Was Nazism simply then an extreme version of imperialism and capitalism? Certainly, Hitler's war in eastern Europe was justified in the name of 'living room' for the German people. Lesser peoples had to be cleared out for this colonial expansion. Hitler mobilised the pseudo-scientific race biology theories in ideological self defence which had been pioneered by imperialism in the 19th century.
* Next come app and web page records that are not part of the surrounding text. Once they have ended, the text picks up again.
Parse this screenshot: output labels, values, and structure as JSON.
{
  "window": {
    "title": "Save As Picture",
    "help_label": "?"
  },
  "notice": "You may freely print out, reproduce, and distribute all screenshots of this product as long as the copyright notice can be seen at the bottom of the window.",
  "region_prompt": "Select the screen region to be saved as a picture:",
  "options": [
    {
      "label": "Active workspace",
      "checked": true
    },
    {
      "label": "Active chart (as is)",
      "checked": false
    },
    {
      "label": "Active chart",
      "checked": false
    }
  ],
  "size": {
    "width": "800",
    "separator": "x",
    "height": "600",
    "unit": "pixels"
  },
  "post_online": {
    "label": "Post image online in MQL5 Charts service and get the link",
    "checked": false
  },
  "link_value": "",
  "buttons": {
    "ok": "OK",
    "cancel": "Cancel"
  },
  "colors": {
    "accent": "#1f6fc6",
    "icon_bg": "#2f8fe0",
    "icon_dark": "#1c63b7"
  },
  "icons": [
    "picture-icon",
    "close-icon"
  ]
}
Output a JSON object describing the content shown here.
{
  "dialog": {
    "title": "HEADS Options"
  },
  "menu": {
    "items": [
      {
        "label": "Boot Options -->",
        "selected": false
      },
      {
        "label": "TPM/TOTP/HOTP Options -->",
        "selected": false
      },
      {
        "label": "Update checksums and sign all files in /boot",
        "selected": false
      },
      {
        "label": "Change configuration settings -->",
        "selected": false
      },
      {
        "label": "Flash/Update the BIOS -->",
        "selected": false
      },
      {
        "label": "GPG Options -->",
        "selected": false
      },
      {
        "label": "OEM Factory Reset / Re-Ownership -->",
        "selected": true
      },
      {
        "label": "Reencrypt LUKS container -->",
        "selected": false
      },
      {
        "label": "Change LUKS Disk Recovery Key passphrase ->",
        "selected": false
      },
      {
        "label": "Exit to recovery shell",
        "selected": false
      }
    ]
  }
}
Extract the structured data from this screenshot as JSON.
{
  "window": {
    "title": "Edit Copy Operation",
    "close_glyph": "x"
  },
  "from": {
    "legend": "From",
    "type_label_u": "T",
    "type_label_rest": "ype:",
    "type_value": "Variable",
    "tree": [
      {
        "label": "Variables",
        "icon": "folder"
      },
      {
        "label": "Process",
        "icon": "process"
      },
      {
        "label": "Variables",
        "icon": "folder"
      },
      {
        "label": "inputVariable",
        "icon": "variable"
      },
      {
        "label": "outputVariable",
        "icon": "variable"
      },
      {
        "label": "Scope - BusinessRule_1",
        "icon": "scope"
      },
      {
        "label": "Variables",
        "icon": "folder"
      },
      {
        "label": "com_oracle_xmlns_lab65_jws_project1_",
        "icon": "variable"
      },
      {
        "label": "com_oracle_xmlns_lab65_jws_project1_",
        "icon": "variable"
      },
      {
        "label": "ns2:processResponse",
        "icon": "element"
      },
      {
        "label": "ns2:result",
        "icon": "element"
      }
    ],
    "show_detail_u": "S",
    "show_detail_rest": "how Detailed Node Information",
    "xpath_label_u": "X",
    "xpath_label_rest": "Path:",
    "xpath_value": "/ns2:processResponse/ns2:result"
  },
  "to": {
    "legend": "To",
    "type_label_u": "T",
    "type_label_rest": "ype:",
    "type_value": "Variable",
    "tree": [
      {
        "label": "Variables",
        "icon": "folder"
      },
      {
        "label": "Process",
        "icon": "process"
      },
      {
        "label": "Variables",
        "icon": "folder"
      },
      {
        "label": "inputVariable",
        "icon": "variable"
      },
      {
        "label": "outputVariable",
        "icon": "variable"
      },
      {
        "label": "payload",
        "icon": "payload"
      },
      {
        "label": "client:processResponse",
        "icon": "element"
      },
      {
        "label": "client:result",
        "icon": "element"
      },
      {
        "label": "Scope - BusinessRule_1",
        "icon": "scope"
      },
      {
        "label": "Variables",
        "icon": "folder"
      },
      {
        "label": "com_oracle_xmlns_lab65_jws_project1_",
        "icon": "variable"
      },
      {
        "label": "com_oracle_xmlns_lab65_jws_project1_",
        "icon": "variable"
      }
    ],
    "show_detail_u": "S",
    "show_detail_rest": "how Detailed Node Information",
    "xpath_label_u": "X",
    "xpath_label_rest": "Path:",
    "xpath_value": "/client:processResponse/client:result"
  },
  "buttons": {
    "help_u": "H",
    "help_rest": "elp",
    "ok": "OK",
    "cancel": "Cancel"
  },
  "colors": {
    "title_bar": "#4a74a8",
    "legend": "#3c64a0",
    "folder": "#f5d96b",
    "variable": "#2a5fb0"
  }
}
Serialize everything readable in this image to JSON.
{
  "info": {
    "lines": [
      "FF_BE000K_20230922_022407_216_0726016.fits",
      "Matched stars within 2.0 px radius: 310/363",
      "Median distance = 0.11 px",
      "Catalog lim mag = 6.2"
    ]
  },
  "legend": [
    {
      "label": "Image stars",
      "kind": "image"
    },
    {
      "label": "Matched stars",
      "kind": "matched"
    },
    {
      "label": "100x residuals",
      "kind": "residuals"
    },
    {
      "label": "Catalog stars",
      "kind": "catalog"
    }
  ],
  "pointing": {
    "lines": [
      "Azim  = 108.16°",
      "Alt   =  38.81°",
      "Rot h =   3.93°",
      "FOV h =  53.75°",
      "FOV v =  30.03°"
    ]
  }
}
The German capitalist class entered the Second World War with great enthusiasm. It was determined to avenge the humiliation of its defeat by British imperialism in the 1914-18 war. Its sophisticated machinery would be put at the service of the concentrated massacre that was the Holocaust. This is one of its most frightening aspects. Its modern efficiency, and the everyday routine compliance of large numbers of people, directly and indirectly in the killing, resembled 'normal' capitalist activity.
In one sense it was normal capitalist activity. The mass production of death was a repeated characteristic of the 20th century. But what made the Holocaust unique was the attempted systematic extermination of a distinctive ethnic group, the Jews, identified as the source of all evil in the modern world.
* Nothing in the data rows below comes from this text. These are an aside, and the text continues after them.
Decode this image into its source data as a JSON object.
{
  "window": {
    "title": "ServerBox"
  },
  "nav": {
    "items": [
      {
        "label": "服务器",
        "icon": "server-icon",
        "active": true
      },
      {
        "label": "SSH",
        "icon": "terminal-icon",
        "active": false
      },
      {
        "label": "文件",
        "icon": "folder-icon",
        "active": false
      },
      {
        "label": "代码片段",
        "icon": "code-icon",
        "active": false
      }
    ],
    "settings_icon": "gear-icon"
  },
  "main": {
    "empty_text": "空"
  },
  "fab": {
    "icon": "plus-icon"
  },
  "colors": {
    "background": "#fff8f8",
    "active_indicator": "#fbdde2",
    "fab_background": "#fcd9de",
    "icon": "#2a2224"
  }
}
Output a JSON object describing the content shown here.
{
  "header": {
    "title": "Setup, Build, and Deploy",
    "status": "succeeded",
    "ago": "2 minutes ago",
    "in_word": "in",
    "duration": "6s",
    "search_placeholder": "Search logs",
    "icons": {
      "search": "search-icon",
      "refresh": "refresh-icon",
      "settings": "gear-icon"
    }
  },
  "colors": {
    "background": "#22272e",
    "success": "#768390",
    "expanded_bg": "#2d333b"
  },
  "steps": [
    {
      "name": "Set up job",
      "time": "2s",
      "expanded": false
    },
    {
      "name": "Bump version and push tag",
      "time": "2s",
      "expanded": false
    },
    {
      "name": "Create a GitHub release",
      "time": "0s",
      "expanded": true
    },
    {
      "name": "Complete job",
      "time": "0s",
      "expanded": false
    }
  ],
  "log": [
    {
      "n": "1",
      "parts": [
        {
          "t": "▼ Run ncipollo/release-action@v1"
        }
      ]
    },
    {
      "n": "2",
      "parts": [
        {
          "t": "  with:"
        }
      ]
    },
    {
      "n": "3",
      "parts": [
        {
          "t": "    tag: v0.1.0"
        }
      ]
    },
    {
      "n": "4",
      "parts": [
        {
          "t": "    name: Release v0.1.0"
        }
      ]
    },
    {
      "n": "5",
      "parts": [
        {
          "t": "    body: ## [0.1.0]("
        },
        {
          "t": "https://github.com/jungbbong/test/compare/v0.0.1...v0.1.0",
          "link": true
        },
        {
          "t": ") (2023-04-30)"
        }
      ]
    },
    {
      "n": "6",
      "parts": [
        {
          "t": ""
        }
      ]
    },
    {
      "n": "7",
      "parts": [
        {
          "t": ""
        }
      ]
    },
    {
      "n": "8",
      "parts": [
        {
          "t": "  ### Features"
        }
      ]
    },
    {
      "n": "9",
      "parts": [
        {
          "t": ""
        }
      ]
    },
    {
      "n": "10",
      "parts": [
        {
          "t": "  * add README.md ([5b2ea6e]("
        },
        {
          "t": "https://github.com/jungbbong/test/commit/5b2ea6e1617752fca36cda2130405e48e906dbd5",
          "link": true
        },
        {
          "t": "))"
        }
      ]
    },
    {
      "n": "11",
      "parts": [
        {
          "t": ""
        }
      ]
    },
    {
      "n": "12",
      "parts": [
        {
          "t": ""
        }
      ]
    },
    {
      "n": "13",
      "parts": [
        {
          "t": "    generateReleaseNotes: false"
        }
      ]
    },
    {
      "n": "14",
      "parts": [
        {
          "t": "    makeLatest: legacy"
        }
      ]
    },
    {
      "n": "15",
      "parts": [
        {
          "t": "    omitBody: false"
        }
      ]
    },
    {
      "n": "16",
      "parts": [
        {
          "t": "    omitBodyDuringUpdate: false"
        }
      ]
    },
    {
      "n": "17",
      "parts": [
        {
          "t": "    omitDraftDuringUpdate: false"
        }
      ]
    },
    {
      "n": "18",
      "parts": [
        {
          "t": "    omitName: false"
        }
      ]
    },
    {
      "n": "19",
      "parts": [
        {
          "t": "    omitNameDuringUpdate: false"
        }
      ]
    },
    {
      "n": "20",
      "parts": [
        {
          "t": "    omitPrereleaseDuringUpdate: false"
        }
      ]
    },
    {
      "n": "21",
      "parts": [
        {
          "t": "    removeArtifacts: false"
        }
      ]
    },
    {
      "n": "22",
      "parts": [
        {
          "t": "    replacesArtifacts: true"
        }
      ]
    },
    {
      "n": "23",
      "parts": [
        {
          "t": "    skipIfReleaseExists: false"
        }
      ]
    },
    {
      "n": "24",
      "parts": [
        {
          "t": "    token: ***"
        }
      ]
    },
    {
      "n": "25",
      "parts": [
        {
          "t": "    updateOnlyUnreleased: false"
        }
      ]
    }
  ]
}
Traverso is very careful not to claim that the 'undigested barbarism' (to use Trotsky's phrase) here is 'worse' than, say, the African slave trade. But he is saying it is different. The slave trade had a rational, if hideously induced objective from the point of view of the capitalist system. But the Holocaust made no sense to German capitalism. It destroyed labour, often valuable skilled labour, and it drained resources from the war effort. It had about it a madness, a deadly irrationality. It is this sense of the irrational, as well as the scale of the horror, that makes the shadow of the Holocaust loom so large at the end of the century. It is a shadow over the future of civilisation itself.
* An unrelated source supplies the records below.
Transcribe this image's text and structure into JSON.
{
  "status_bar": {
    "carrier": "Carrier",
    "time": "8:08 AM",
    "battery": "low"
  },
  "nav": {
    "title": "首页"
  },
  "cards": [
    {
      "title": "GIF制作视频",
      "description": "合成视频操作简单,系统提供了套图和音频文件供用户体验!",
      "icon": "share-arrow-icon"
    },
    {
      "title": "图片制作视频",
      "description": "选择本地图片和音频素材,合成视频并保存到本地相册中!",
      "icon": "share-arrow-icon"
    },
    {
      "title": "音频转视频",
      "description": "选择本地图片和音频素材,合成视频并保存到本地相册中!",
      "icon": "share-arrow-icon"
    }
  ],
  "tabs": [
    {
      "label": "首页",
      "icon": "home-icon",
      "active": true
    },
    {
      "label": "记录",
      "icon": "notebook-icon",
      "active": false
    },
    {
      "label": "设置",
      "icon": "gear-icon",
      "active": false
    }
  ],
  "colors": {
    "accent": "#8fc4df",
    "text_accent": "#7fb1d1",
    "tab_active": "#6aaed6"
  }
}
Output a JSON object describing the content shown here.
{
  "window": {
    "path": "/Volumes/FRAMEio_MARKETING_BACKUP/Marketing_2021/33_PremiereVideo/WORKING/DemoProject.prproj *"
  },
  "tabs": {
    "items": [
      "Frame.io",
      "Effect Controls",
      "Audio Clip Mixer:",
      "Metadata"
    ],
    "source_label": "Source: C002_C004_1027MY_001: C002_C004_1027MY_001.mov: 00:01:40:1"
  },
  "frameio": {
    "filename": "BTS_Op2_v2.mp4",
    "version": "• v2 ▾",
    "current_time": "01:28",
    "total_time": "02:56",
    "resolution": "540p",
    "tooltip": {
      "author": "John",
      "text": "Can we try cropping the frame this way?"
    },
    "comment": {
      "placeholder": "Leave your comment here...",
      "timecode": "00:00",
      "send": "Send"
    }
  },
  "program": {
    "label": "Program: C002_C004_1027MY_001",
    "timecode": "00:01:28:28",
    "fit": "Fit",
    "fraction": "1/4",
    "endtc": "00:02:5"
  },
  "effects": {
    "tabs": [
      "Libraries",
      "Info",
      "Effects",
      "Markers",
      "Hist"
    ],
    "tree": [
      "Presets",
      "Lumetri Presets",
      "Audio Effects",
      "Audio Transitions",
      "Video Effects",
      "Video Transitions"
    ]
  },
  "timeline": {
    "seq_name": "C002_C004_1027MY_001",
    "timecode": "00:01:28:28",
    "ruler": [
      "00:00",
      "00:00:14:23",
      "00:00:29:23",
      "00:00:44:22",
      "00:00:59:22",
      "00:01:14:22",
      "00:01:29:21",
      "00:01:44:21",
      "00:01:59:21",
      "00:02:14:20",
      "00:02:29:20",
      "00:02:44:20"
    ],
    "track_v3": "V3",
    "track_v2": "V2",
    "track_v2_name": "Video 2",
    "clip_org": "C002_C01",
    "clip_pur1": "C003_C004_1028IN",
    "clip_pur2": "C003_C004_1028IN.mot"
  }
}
Trotsky had warned of this: Nazi anti-Semitism, and western imperialism's complicity with it, signalled the decline of capitalism. He even predicted the Holocaust. Only the working class could save, and build on, the foundations of civilisation. Walter Benjamin reached a similar conclusion. Adapting Marx's metaphor that the revolution is the 'locomotive of history', he proposed that 'perhaps revolutions are the reaching of humanity travelling in this train for the emergency brake', halting the rush towards catastrophe.
The Second World War had Auschwitz at its heart and Hiroshima at its end. There is a disturbing symmetry between them. Hiroshima posed the possibility of nation states pursuing their rational self interests and using nuclear weapons to blow the world to bits as the end result. That threat, alongside new and quite unnecessary ecologically threatening global catastrophes, is still with us.
The argument about irrationality was developed by the Frankfurt school of Adorno and others. Here Traverso underplays, and sometimes even reflects, their extreme pessimism. He seems to doubt the political capacity of the working class to rise to the challenges he so eloquently describes. He should probably have made much clearer, too, the role anti-Semitism played as the ideological hammer used to smash the workers' movement. The fate of gypsies, gays and Soviet and other East European death camp prisoners should have been accorded greater attention.
Nevertheless, this is a genuinely original contribution to our understanding. Students of the Holocaust sometimes worry that too much analysis may immunise us against its unbelievable horror. Traverso avoids that risk with great sensitivity and imagination.
Understanding the Nazi Genocide
Enzo Traverso, Pluto Press £11.99